(Component data from apps and pages)
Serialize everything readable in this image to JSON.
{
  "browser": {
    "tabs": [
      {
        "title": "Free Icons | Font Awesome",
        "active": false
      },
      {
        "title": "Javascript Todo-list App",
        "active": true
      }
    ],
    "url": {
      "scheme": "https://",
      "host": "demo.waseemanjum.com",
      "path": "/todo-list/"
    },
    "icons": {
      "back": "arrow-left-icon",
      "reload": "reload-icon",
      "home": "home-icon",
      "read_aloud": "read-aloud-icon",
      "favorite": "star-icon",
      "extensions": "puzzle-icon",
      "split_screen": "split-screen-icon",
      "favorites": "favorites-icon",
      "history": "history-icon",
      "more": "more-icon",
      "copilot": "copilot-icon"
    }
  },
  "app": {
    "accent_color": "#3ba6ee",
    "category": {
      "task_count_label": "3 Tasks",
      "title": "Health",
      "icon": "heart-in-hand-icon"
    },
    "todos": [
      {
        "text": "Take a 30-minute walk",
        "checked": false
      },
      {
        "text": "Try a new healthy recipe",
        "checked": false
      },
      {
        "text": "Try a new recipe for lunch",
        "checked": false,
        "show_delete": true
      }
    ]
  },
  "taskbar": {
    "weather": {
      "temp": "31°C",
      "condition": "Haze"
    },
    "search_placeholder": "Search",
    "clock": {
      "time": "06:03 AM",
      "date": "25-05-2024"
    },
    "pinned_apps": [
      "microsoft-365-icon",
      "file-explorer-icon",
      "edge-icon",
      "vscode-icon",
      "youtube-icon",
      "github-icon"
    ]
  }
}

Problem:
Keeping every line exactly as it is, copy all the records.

Answer to the problem:
Serialize everything readable in this image to JSON.
{
  "browser": {
    "tabs": [
      {
        "title": "Free Icons | Font Awesome",
        "active": false
      },
      {
        "title": "Javascript Todo-list App",
        "active": true
      }
    ],
    "url": {
      "scheme": "https://",
      "host": "demo.waseemanjum.com",
      "path": "/todo-list/"
    },
    "icons": {
      "back": "arrow-left-icon",
      "reload": "reload-icon",
      "home": "home-icon",
      "read_aloud": "read-aloud-icon",
      "favorite": "star-icon",
      "extensions": "puzzle-icon",
      "split_screen": "split-screen-icon",
      "favorites": "favorites-icon",
      "history": "history-icon",
      "more": "more-icon",
      "copilot": "copilot-icon"
    }
  },
  "app": {
    "accent_color": "#3ba6ee",
    "category": {
      "task_count_label": "3 Tasks",
      "title": "Health",
      "icon": "heart-in-hand-icon"
    },
    "todos": [
      {
        "text": "Take a 30-minute walk",
        "checked": false
      },
      {
        "text": "Try a new healthy recipe",
        "checked": false
      },
      {
        "text": "Try a new recipe for lunch",
        "checked": false,
        "show_delete": true
      }
    ]
  },
  "taskbar": {
    "weather": {
      "temp": "31°C",
      "condition": "Haze"
    },
    "search_placeholder": "Search",
    "clock": {
      "time": "06:03 AM",
      "date": "25-05-2024"
    },
    "pinned_apps": [
      "microsoft-365-icon",
      "file-explorer-icon",
      "edge-icon",
      "vscode-icon",
      "youtube-icon",
      "github-icon"
    ]
  }
}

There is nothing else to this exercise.